* [PROBLEM TO SOLVE]
From the data below, copy out every line in which the word "selected" occurs.

* [Data about app and page elements]
- Opening Delimiter -

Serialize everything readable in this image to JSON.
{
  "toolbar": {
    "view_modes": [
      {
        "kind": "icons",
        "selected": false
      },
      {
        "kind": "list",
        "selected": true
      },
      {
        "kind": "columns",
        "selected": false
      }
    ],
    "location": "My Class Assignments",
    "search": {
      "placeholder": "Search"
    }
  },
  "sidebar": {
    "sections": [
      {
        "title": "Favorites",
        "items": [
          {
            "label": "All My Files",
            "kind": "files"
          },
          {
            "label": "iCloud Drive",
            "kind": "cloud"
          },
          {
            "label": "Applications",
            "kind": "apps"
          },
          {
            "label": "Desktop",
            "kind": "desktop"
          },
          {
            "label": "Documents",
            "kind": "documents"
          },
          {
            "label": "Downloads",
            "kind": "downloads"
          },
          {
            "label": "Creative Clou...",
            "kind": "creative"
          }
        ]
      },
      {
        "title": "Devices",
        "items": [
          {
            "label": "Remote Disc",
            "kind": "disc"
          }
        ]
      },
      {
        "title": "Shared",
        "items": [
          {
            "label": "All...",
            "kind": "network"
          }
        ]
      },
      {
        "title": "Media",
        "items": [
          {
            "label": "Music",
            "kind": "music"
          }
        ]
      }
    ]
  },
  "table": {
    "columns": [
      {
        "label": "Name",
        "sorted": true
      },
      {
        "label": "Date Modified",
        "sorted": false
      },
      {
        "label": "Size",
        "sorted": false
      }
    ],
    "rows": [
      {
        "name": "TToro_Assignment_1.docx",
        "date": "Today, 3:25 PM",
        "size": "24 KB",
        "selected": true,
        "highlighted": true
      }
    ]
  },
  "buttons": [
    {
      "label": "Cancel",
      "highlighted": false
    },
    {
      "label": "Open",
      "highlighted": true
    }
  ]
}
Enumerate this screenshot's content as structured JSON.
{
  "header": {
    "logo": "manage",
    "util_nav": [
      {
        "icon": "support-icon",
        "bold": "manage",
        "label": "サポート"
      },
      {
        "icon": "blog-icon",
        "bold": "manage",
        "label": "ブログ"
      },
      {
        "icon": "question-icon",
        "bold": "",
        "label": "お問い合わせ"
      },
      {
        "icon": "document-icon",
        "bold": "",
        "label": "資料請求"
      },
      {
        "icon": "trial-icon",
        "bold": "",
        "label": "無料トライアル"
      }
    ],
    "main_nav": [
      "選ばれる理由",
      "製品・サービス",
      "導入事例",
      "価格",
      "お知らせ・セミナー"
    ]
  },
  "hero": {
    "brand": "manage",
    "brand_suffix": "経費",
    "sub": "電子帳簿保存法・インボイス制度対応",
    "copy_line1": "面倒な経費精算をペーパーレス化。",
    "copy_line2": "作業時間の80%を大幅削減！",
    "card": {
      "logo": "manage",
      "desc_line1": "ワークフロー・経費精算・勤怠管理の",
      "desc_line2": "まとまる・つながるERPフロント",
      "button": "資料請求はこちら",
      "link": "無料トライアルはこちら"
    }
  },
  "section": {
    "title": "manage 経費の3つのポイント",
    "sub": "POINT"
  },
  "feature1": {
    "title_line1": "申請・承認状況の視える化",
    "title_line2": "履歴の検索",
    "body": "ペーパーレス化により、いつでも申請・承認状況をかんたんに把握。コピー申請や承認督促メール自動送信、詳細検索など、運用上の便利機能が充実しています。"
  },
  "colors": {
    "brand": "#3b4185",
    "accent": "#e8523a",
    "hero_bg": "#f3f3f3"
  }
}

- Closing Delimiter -

* [WRITTEN RESPONSE]
        "selected": false
        "selected": true
        "selected": false
        "selected": true,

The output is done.